Our first day, my travelling companions and I took a tour with our driver Kadek. This was our major tourist day visiting three site of cultural and historical significance. We were first guided to Tanah Lot; a 16th-century temple located on an island only accessible during the low tide. A beautiful location, but unfortunately, we were not able to get to the temple itself due to the tide being high. On top of this, the tourist buses and humidity made it a little difficult, so we retreat to our next destination up in the mountains.

We arrived to cool off at the UNESCO world heritage Jatiluwih Rice Terraces. Beautiful and green, we took a short walk through the tall rice fields, noticing the small shrines along the paths, watching the birds skip from branch to branch, and said hello to the beautiful cows and calfs in their little houses.

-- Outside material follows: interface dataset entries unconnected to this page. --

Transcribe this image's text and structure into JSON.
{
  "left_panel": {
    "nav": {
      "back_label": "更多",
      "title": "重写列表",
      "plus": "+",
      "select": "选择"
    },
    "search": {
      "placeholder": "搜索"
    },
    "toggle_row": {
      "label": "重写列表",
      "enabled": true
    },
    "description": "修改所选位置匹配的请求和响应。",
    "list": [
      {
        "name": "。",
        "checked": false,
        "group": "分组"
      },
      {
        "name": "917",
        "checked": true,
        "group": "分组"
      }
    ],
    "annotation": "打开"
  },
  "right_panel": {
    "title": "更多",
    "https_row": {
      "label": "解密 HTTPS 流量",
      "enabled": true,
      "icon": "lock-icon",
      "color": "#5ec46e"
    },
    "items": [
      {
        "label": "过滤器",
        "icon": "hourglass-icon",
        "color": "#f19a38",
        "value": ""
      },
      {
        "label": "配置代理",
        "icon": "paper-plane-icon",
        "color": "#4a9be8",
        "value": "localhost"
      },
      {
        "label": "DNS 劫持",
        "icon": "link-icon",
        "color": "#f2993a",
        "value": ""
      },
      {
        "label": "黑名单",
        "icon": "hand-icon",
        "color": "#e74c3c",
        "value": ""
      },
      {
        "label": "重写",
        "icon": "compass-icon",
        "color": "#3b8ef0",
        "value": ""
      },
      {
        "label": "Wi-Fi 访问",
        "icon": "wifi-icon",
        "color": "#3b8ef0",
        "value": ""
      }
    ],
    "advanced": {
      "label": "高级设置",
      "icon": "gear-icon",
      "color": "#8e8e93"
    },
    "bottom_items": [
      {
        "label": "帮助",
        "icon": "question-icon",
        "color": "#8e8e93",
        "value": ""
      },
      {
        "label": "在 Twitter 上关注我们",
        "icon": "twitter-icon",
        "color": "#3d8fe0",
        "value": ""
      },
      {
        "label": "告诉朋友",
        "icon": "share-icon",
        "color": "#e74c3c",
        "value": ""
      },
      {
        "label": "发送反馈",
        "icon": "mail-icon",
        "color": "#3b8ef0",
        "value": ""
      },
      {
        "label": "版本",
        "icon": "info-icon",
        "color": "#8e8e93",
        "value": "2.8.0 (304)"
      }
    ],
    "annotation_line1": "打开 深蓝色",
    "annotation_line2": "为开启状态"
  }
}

Our last stop for the day was Pura Ulun Danu Bratan or also known as the Lake Temple near Bedegul. Built in 1633, this site is a major Shaivite water temple in Bali and sits on Lake Bratan. It also serves as the main source of irrigation in central Bali and has a beautiful and calming view over the lake.

The next few days were spent bargaining with vendors at the craft markets over Batik print cloth and wooden masks. This was followed by generally relaxing by the pool in Ubud listening to the waterfall behind our room. Our second location was Lembongan Island, where our rainforest view turned into an ocean view, and one of the most spectacular sunsets I’ve seen due to the fires that are constantly lit in Bali. Our last stop for the trip would be Seminyak. I thought being away from the main Kuta area would make it a bit quieter, but it was hustle and bustle of traffic, locals and tourists and lots and lots of shopping.

If you look hard enough you can find the Balinese Hindu traditions right there in front of you. What I like about Bali is the clash of worlds, old traditions versus the modernity of life. This might be an effigy of Ganesh right next to a hand painted sign with scooter rental prices. The smell of incense from the daily Canang Sari offerings mixed with petrol from the scooters zooming by. The beach full of banana chairs, umbrellas and tourists is blocked off by a giant ornate wall the length of the beach.

Interestingly it is this beach wall that got me thinking about this. The wall, as an example, may serve many purposes to our western minds but on reading about Balinese Gods and Demons, the sea is the place where demons and bad spirits live and cannot be trusted. They can also only move in a straight line and would bump into the wall and then return where it came from. This is similar to the courtyard compounds where families and the family shrines are kept safe.

I feel like I only just scratched the surface of this beautiful place, people and culture. I think a return trip would be well worth it and a more intensive tour with our guide Kadek!

You can find more information on tours in Bali at


Skills: South East Asia